Most of those strolling around the Lac Daumesnil are unaware of the magnificent Grande Pagode, but now it is hoping to attract more visitors
Sunday 31 May 2015 11.20 EDT
Hidden in a wood on the outskirts of Paris is an African pavilion-turned-pagoda that houses the largest Buddha in Europe, made in the Paris atelier of the Spanish artist Joan Miró.
The Grande Pagode is an eclectic cultural, religious and artistic treasure, but most of those strolling and jogging around the Lac Daumesnil in the Bois de Vincennes, do not even know it is there.
Now France’s Buddhist community, which celebrated the reopening of the pagoda this weekend after a €1m (£720,000) facelift, is hoping to attract new visitors.
Unveiling the renovated listed building, Liliane Lefait, administrator of the French Buddhist Union – an umbrella group for several Buddhist organisations set up following the waves of immigration from Vietnam and south Asia in the 1960s – said: “This place is open for everyone and anyone to visit. It’s a very calming, peaceful place. I feel calm just coming here, even without praying.”
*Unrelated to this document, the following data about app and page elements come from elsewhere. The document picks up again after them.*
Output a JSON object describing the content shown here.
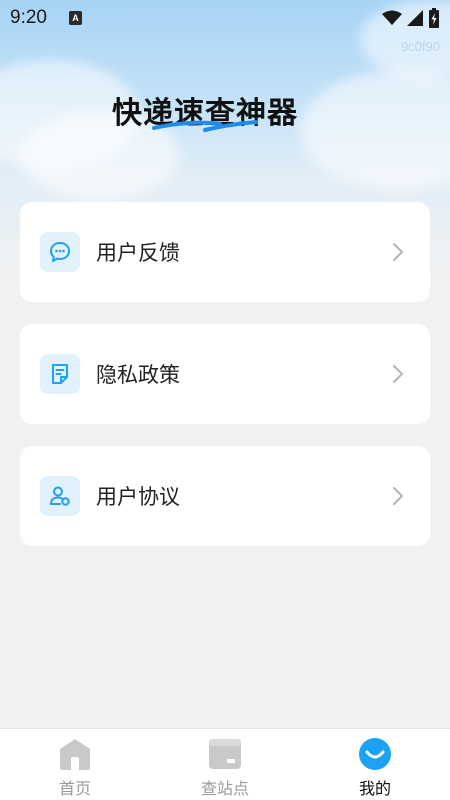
{
  "status_bar": {
    "time": "9:20",
    "notification_icon": "a-badge",
    "notification_letter": "A",
    "icons": [
      "wifi-icon",
      "signal-icon",
      "battery-charging-icon"
    ]
  },
  "watermark": "9c0f90",
  "app_title": "快递速查神器",
  "menu": [
    {
      "label": "用户反馈",
      "icon": "chat-bubble-icon"
    },
    {
      "label": "隐私政策",
      "icon": "document-icon"
    },
    {
      "label": "用户协议",
      "icon": "user-agreement-icon"
    }
  ],
  "tabs": [
    {
      "label": "首页",
      "icon": "home-icon",
      "active": false
    },
    {
      "label": "查站点",
      "icon": "station-icon",
      "active": false
    },
    {
      "label": "我的",
      "icon": "profile-smile-icon",
      "active": true
    }
  ],
  "colors": {
    "accent": "#1da1f2",
    "icon_bg": "#e2f2fd",
    "inactive": "#c9c9c9",
    "title_swoosh": "#1f8bea"
  }
}
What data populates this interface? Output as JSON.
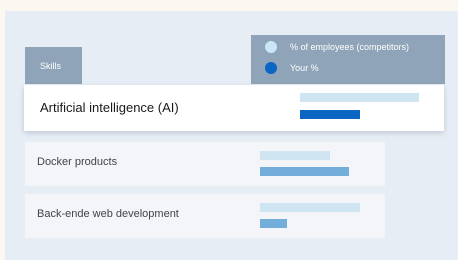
{
  "header": {
    "column_label": "Skills"
  },
  "legend": {
    "items": [
      {
        "label": "% of employees (competitors)",
        "color": "#c9e7f5"
      },
      {
        "label": "Your %",
        "color": "#0a66c2"
      }
    ]
  },
  "colors": {
    "competitors_bar": "#cfe6f2",
    "yours_bar_active": "#0a66c2",
    "yours_bar": "#73aedb"
  },
  "skills": [
    {
      "label": "Artificial intelligence (AI)",
      "selected": true,
      "competitors_pct": 100,
      "your_pct": 50
    },
    {
      "label": "Docker products",
      "selected": false,
      "competitors_pct": 59,
      "your_pct": 75
    },
    {
      "label": "Back-ende web development",
      "selected": false,
      "competitors_pct": 84,
      "your_pct": 23
    }
  ]
}
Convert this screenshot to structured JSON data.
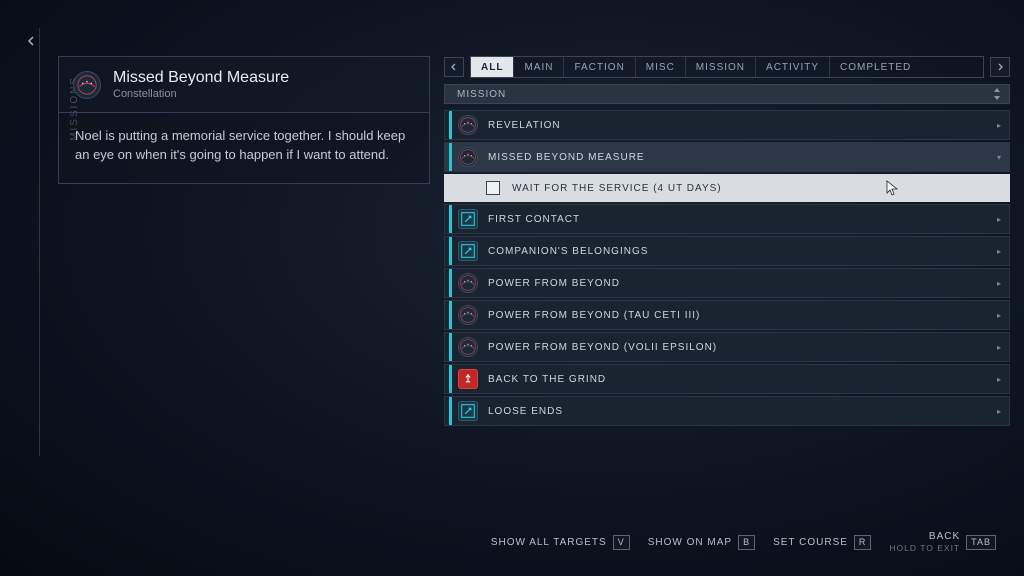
{
  "sideTab": {
    "label": "MISSIONS"
  },
  "detail": {
    "title": "Missed Beyond Measure",
    "faction": "Constellation",
    "description": "Noel is putting a memorial service together. I should keep an eye on when it's going to happen if I want to attend."
  },
  "tabs": {
    "items": [
      "ALL",
      "MAIN",
      "FACTION",
      "MISC",
      "MISSION",
      "ACTIVITY",
      "COMPLETED"
    ],
    "activeIndex": 0
  },
  "listHeader": "MISSION",
  "missions": [
    {
      "label": "REVELATION",
      "iconType": "constellation",
      "expanded": false
    },
    {
      "label": "MISSED BEYOND MEASURE",
      "iconType": "constellation",
      "expanded": true,
      "selected": true,
      "objectives": [
        {
          "label": "WAIT FOR THE SERVICE (4 UT DAYS)",
          "checked": false
        }
      ]
    },
    {
      "label": "FIRST CONTACT",
      "iconType": "misc",
      "expanded": false
    },
    {
      "label": "COMPANION'S BELONGINGS",
      "iconType": "misc",
      "expanded": false
    },
    {
      "label": "POWER FROM BEYOND",
      "iconType": "constellation",
      "expanded": false
    },
    {
      "label": "POWER FROM BEYOND (TAU CETI III)",
      "iconType": "constellation",
      "expanded": false
    },
    {
      "label": "POWER FROM BEYOND (VOLII EPSILON)",
      "iconType": "constellation",
      "expanded": false
    },
    {
      "label": "BACK TO THE GRIND",
      "iconType": "red",
      "expanded": false
    },
    {
      "label": "LOOSE ENDS",
      "iconType": "misc",
      "expanded": false
    }
  ],
  "footer": {
    "showAllTargets": {
      "label": "SHOW ALL TARGETS",
      "key": "V"
    },
    "showOnMap": {
      "label": "SHOW ON MAP",
      "key": "B"
    },
    "setCourse": {
      "label": "SET COURSE",
      "key": "R"
    },
    "back": {
      "label": "BACK",
      "sub": "HOLD TO EXIT",
      "key": "TAB"
    }
  }
}
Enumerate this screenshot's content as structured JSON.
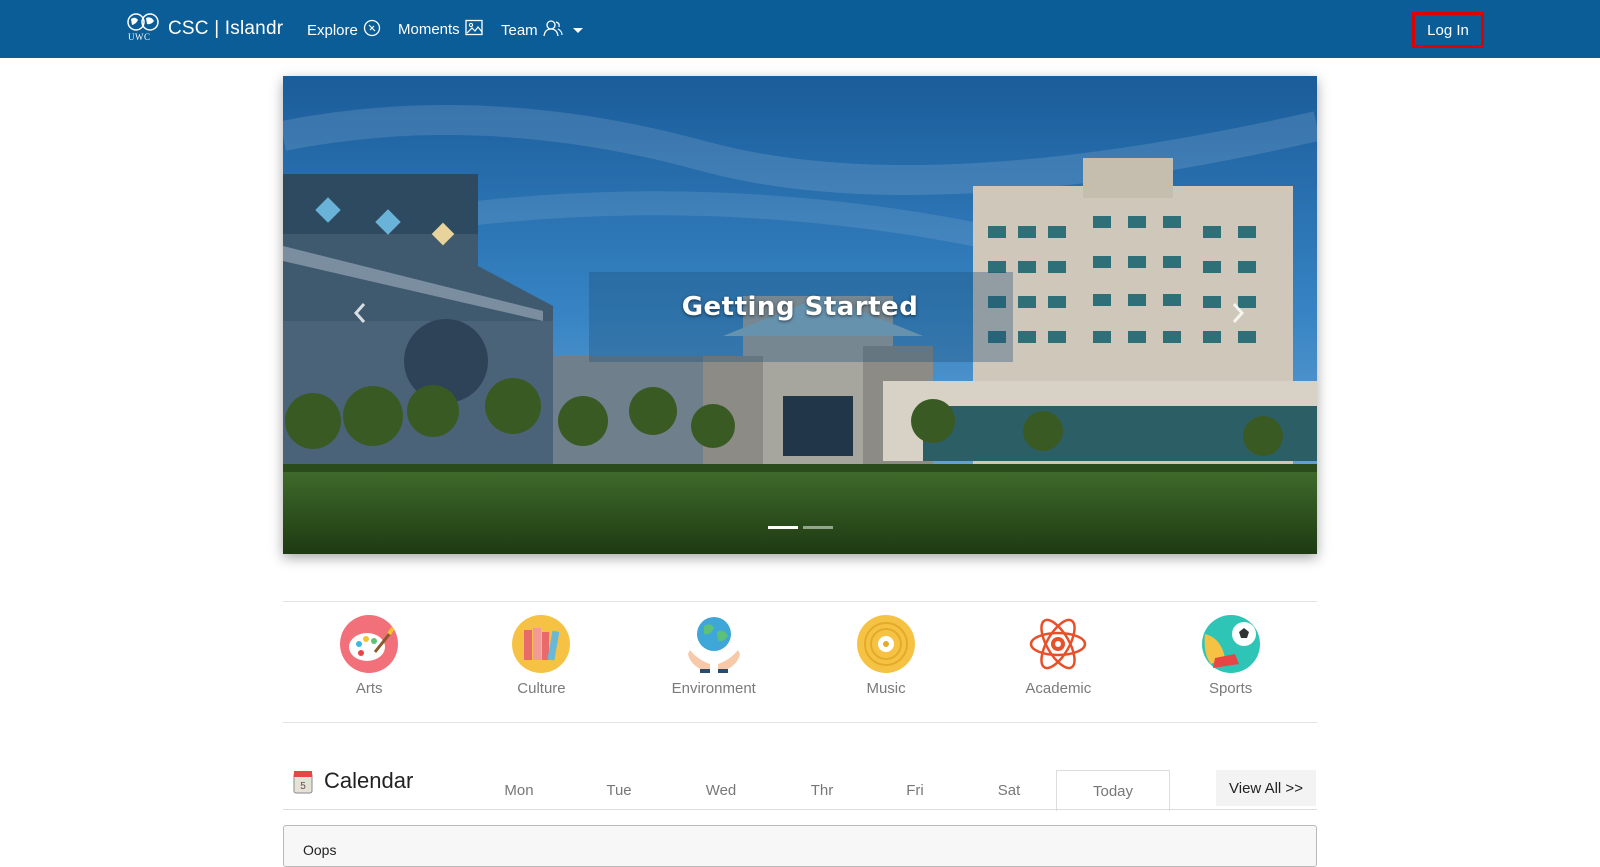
{
  "navbar": {
    "logo_text": "UWC",
    "brand": "CSC | Islandr",
    "links": [
      {
        "label": "Explore",
        "icon": "compass-icon"
      },
      {
        "label": "Moments",
        "icon": "image-icon"
      },
      {
        "label": "Team",
        "icon": "users-icon"
      }
    ],
    "login": "Log In",
    "login_highlight": "#e00000",
    "bg_color": "#0a5d97"
  },
  "carousel": {
    "caption": "Getting Started",
    "slide_count": 2,
    "active_index": 0
  },
  "categories": [
    {
      "label": "Arts",
      "icon": "palette-icon"
    },
    {
      "label": "Culture",
      "icon": "books-icon"
    },
    {
      "label": "Environment",
      "icon": "globe-hands-icon"
    },
    {
      "label": "Music",
      "icon": "vinyl-record-icon"
    },
    {
      "label": "Academic",
      "icon": "atom-icon"
    },
    {
      "label": "Sports",
      "icon": "soccer-icon"
    }
  ],
  "calendar": {
    "title": "Calendar",
    "icon_day": "5",
    "days": [
      "Mon",
      "Tue",
      "Wed",
      "Thr",
      "Fri",
      "Sat",
      "Today"
    ],
    "active_day": "Today",
    "view_all": "View All >>",
    "message": "Oops"
  }
}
Despite it being 28 metres (92ft) high, you cannot see the pagoda for the trees. It was originally built in 1931 as the Cameroon pavilion for the international colonial exhibition and was constructed to resemble a traditional African home – but three times the size – using long-established materials and decorations. Continue reading